Each line shown below should be copied exactly.

[Start of Attachment]

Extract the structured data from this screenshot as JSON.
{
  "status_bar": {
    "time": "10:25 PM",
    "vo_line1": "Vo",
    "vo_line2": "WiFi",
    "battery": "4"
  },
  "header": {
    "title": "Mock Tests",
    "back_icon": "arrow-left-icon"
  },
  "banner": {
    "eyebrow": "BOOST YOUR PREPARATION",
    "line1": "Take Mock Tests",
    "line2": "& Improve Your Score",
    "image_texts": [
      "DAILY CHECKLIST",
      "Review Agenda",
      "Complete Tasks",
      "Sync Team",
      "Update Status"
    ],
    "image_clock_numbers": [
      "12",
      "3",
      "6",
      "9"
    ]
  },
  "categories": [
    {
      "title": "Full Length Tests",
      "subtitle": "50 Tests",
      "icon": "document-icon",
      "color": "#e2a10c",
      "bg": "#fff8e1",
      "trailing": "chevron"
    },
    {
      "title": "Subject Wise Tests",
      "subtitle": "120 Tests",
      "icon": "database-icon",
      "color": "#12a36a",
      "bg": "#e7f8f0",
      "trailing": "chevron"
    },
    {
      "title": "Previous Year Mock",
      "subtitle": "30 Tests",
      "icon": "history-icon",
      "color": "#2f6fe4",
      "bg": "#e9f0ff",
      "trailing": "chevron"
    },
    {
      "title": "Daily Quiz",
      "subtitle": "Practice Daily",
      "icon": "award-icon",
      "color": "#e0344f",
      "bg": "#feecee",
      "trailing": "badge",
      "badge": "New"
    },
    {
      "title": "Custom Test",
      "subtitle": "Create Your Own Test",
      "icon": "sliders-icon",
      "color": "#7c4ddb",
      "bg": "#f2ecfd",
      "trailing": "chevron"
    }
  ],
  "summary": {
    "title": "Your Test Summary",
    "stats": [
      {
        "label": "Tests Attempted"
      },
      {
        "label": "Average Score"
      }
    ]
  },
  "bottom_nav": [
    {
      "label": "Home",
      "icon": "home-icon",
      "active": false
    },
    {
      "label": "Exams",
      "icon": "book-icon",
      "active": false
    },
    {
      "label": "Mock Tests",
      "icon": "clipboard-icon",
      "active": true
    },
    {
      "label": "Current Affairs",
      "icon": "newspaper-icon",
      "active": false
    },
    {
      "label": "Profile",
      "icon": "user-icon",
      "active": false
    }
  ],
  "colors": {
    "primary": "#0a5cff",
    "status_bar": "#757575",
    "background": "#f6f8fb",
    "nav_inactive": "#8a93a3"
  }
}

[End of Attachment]

> [Exercise response]:
Extract the structured data from this screenshot as JSON.
{
  "status_bar": {
    "time": "10:25 PM",
    "vo_line1": "Vo",
    "vo_line2": "WiFi",
    "battery": "4"
  },
  "header": {
    "title": "Mock Tests",
    "back_icon": "arrow-left-icon"
  },
  "banner": {
    "eyebrow": "BOOST YOUR PREPARATION",
    "line1": "Take Mock Tests",
    "line2": "& Improve Your Score",
    "image_texts": [
      "DAILY CHECKLIST",
      "Review Agenda",
      "Complete Tasks",
      "Sync Team",
      "Update Status"
    ],
    "image_clock_numbers": [
      "12",
      "3",
      "6",
      "9"
    ]
  },
  "categories": [
    {
      "title": "Full Length Tests",
      "subtitle": "50 Tests",
      "icon": "document-icon",
      "color": "#e2a10c",
      "bg": "#fff8e1",
      "trailing": "chevron"
    },
    {
      "title": "Subject Wise Tests",
      "subtitle": "120 Tests",
      "icon": "database-icon",
      "color": "#12a36a",
      "bg": "#e7f8f0",
      "trailing": "chevron"
    },
    {
      "title": "Previous Year Mock",
      "subtitle": "30 Tests",
      "icon": "history-icon",
      "color": "#2f6fe4",
      "bg": "#e9f0ff",
      "trailing": "chevron"
    },
    {
      "title": "Daily Quiz",
      "subtitle": "Practice Daily",
      "icon": "award-icon",
      "color": "#e0344f",
      "bg": "#feecee",
      "trailing": "badge",
      "badge": "New"
    },
    {
      "title": "Custom Test",
      "subtitle": "Create Your Own Test",
      "icon": "sliders-icon",
      "color": "#7c4ddb",
      "bg": "#f2ecfd",
      "trailing": "chevron"
    }
  ],
  "summary": {
    "title": "Your Test Summary",
    "stats": [
      {
        "label": "Tests Attempted"
      },
      {
        "label": "Average Score"
      }
    ]
  },
  "bottom_nav": [
    {
      "label": "Home",
      "icon": "home-icon",
      "active": false
    },
    {
      "label": "Exams",
      "icon": "book-icon",
      "active": false
    },
    {
      "label": "Mock Tests",
      "icon": "clipboard-icon",
      "active": true
    },
    {
      "label": "Current Affairs",
      "icon": "newspaper-icon",
      "active": false
    },
    {
      "label": "Profile",
      "icon": "user-icon",
      "active": false
    }
  ],
  "colors": {
    "primary": "#0a5cff",
    "status_bar": "#757575",
    "background": "#f6f8fb",
    "nav_inactive": "#8a93a3"
  }
}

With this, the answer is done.